Karina, why did you choose the University of Lorraine? Is it particularly strong in your field?

ITMO students have the opportunity to take part in international exchange programs and study at the University of Lorraine as part of the Erasmus+ project. Opportunities to apply for this program started at the beginning of this academic year: students could apply for specific internships or propose their own projects – and I decided on the latter. Then, I had a series of interviews with supervisors and the selection committee and eventually won this grant.

When I first signed up for an information meeting on applying for a grant, I was a bit skeptical. I didn’t know that bioinformatics was taught at the University of Lorraine as it’s not exactly such a popular field. Yet I was surprised when I learned about the LORIA laboratory at the university and its research team engaged in bioinformatics. 

Technically, the laboratory belongs to the University of Lorraine but is also supported by two government organizations: the French National Center for Scientific Research (CNRS) and the National Institute for Research in Computer Science and Automation (INRIA). So, here you’ll find only highly-qualified specialists with great expertise.

INRIA. Photo courtesy of the subject
INRIA. Photo courtesy of the subject

So this internship was mainly for networking?

I’m counting on it. My supervisors are two nice women, and I feel extremely comfortable when talking to them. One of them is actually the head of the Capsid Loria group where I’m also working. This group brought together fascinating people, and I’m pleased that they are interested in my project and are eager to help me. And I’d like to keep permanent relationships and collaborations with them. Honesty, I’m lucky to be here as it’s a great chance to learn a lot.  

What project are you working on now? And what would you like to achieve during your internship?

I want to create an algorithm that will predict the behavior of nuclear receptors without using molecular simulations because they are usually time- and resource-intensive. I’m developing methods for the automatization of this process. Perhaps it can later grow into something for all people. 

In fact, this project emerged out of the need for such tools at Nazarbayev University’s laboratory. Some tasks require the use of computer modeling and simulations, and as a result, we have a large number of combinations to be reviewed and evaluated manually. This is an extremely difficult and tedious process. 

It’s still in its initial stages. With other projects going at ITMO, I couldn’t focus enough on this project. Now, I’m happy to finally fully dive into it.

This internship is just one stage in my project. It lasts only four months, and I’ll be back in June. That’s not a lot so I want to develop a working prototype of the algorithm by the end of my internship.

Karina Pats
Karina Pats

What have you covered so far?

Not much, I’ve only been here a month. So far, I’ve only just come to recognize the wide scope of tasks that need to be done to achieve the final result. Before this internship, I had an idea of some of the challenges but not the true number of pitfalls that would appear along the way – for instance, there’s not much data available to train the algorithm.

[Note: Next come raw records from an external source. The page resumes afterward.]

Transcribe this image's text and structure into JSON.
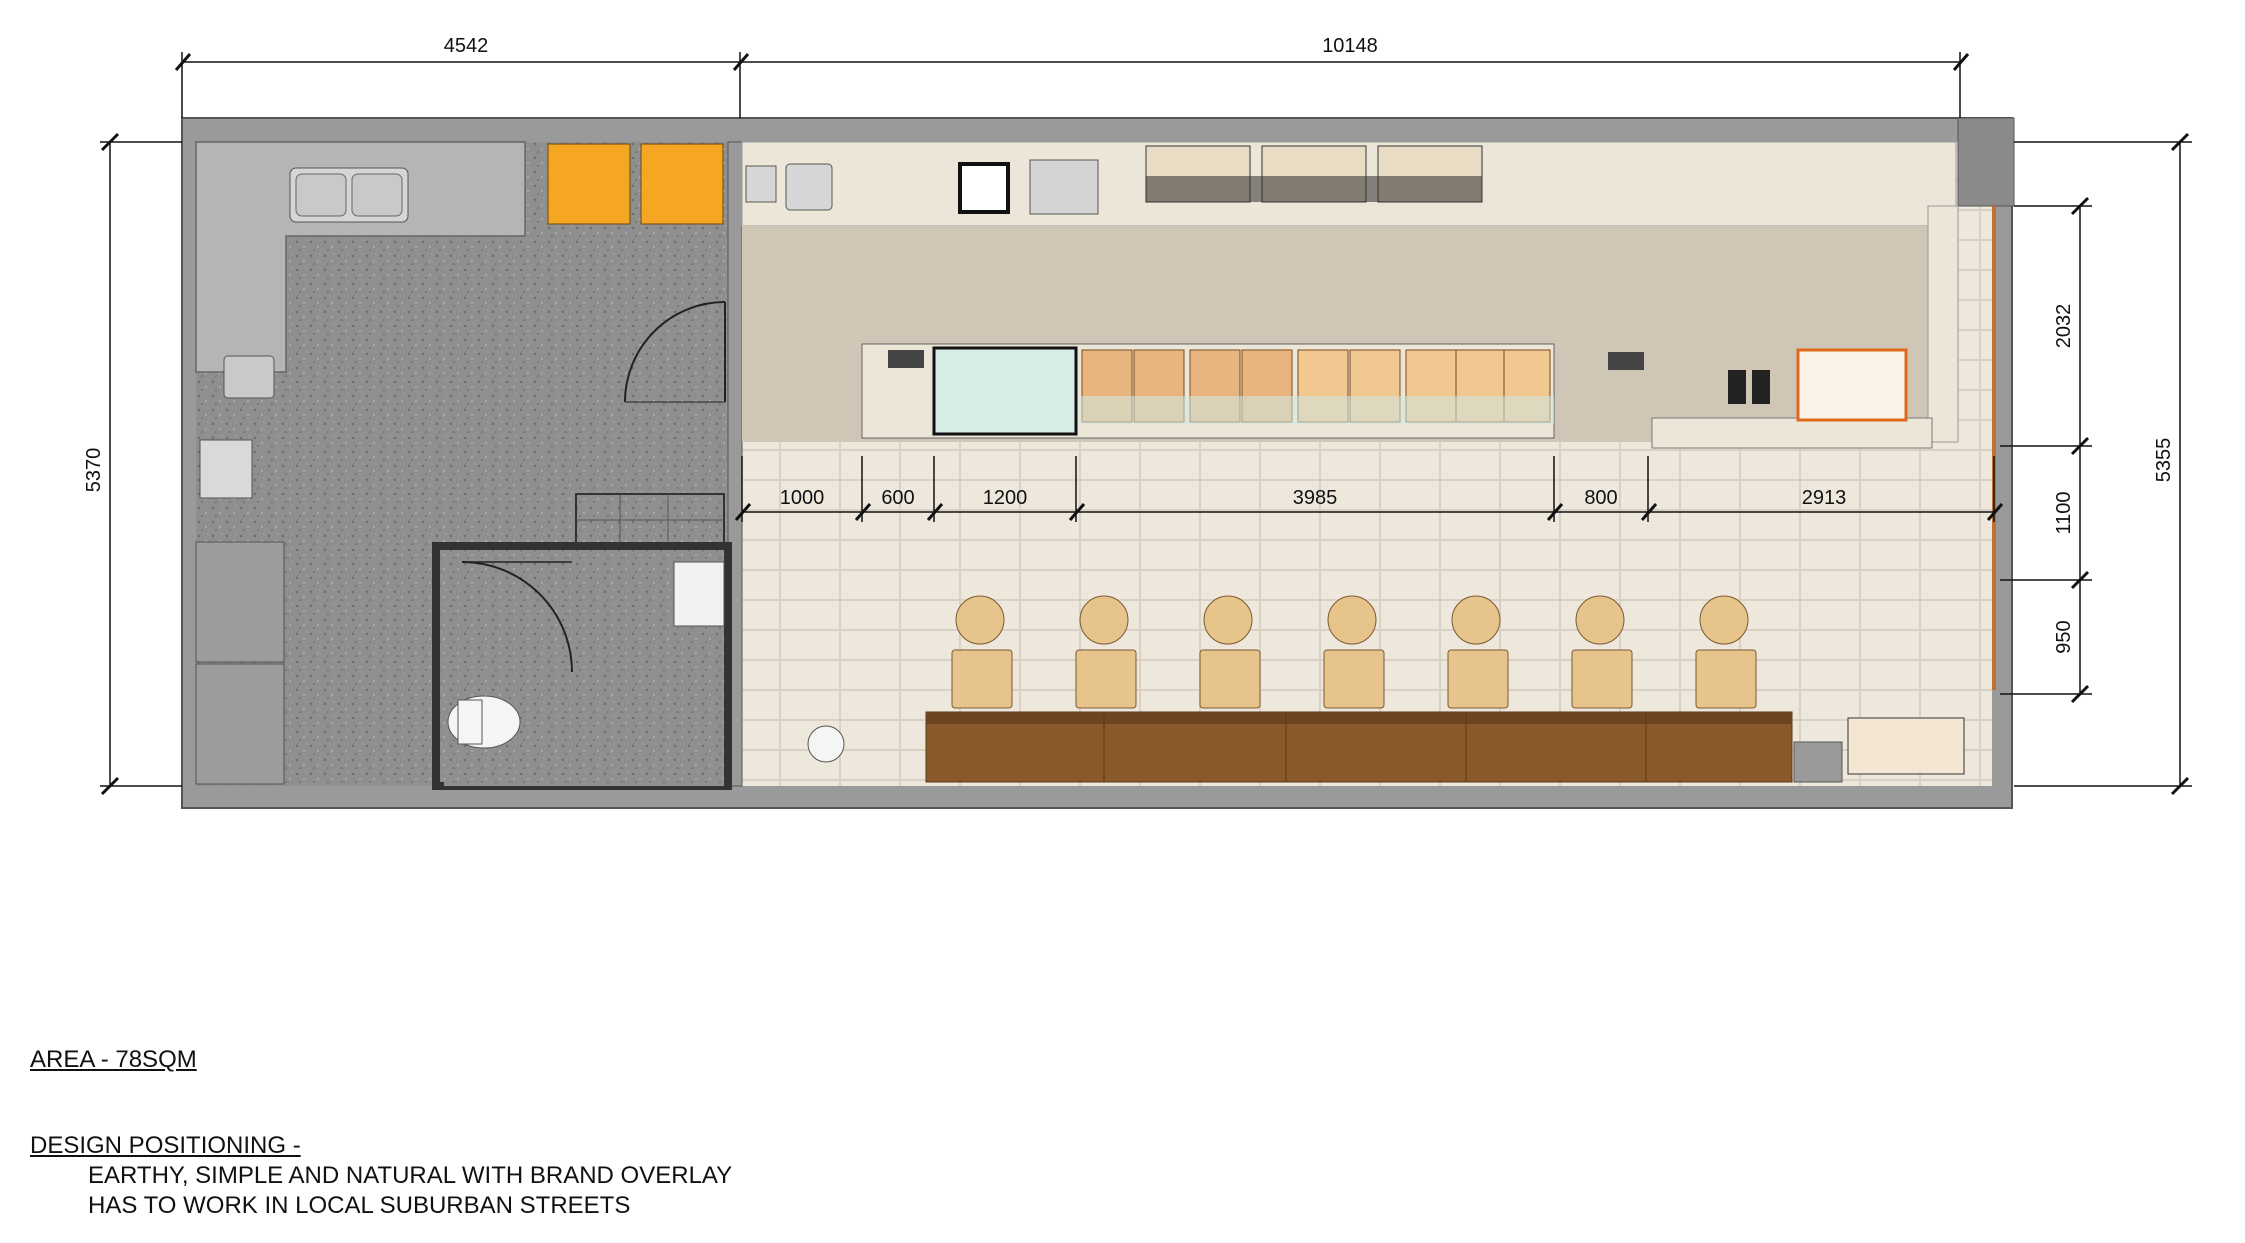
{
  "dimensions": {
    "top": [
      "4542",
      "10148"
    ],
    "left": "5370",
    "right_outer": "5355",
    "right_segments": [
      "2032",
      "1100",
      "950"
    ],
    "counter_segments": [
      "1000",
      "600",
      "1200",
      "3985",
      "800",
      "2913"
    ]
  },
  "notes": {
    "area": "AREA - 78SQM",
    "design_heading": "DESIGN POSITIONING -",
    "design_lines": [
      "EARTHY, SIMPLE AND NATURAL WITH BRAND OVERLAY",
      "HAS TO WORK IN LOCAL SUBURBAN STREETS"
    ]
  },
  "colors": {
    "wall": "#9a9a9a",
    "kitchen_floor": "#8f8f8f",
    "stainless": "#b5b5b5",
    "orange_appliance": "#f5a623",
    "back_counter": "#ece6d8",
    "service_floor": "#cfc6b6",
    "tile_floor": "#ede7dc",
    "bench": "#8b5a2b",
    "timber": "#e8c48d"
  }
}
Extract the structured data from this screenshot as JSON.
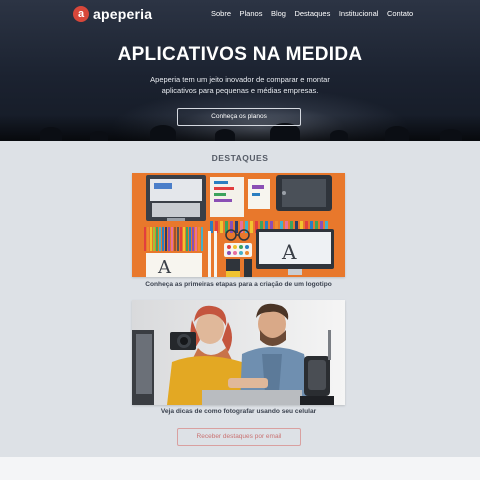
{
  "brand": {
    "logo_letter": "a",
    "name": "apeperia",
    "accent": "#d8473a"
  },
  "nav": [
    "Sobre",
    "Planos",
    "Blog",
    "Destaques",
    "Institucional",
    "Contato"
  ],
  "hero": {
    "title": "APLICATIVOS NA MEDIDA",
    "subtitle_line1": "Apeperia tem um jeito inovador de comparar e montar",
    "subtitle_line2": "aplicativos para pequenas e médias empresas.",
    "button": "Conheça os planos"
  },
  "highlights": {
    "title": "DESTAQUES",
    "cards": [
      {
        "caption": "Conheça as primeiras etapas para a criação de um logotipo",
        "image": "designer-desk-illustration"
      },
      {
        "caption": "Veja dicas de como fotografar usando seu celular",
        "image": "photographers-photo"
      }
    ],
    "email_button": "Receber destaques por email"
  }
}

I mean, it’s an interesting idea but I have a feeling that I’ll have to tackle numerous challenges and cover many discussion points.

Is there anything in the French lab that might help you?

All the lab's team are in one way or another engaged in the development of algorithms. Some of their programs work with incomplete 3D protein structures, restore and supplement them, while others, for example, can calculate the volume of an active site within a protein that binds to therapeutic molecules. But I still haven't been able to become familiar with all their projects. 

Faculty of Sciences and Technologies, the University of Lorraine. Photo courtesy of the subject
Faculty of Sciences and Technologies, the University of Lorraine. Photo courtesy of the subject

What does your internship include? Can you visit the laboratory, the university building, or is everything closed now?

Now everything is done online. I work from home on my laptop and use the resources of local servers. All seminars are also held online. But once a week we have face-to-face meetings to report on the progress. And these meetings give us a chance to have live communication, and I think it’s very important. Although, as far as I know, those who are running experiments can visit laboratories, but we don’t have such a need.

How is the situation in the city? Do you manage to fully enjoy your trip?

Well, France introduced a curfew from 6 pm to 6 am. All large shopping malls are closed, and cafes and restaurants are open for take-out only – so, practically there’s nowhere to go. Also, Nancy is a small town, especially compared to St. Petersburg.

The Place Stanislas in Nancy. Photo courtesy of the subject
The Place Stanislas in Nancy. Photo courtesy of the subject

Of course, things could’ve been different but I have no time to be bored at all, I’m very busy working on my project and acquiring new skills and knowledge. Plus, visitors in France have to undergo numerous bureaucratic procedures. I haven’t even managed to do it all this month, so there is still a lot to do.

So far, the situation is very precarious. In my region, there is no complete lockdown yet, and it seems that it won’t happen but there might be new measures introduced. But I hope that by the summer everything will be better, and I’ll have the chance to explore the city and country.

Did you have any travel problems?

Actually, until the very last moment, I wasn’t sure if I could leave for France. Everything was constantly changing, and it was quite stressful. I learned the final decision on my trip almost a week before my planned departure. 

Tourists still can’t go to France but I had a student visa. At the border, you have to hand in a bunch of different documents and tests. But they only checked my student visa and let me in.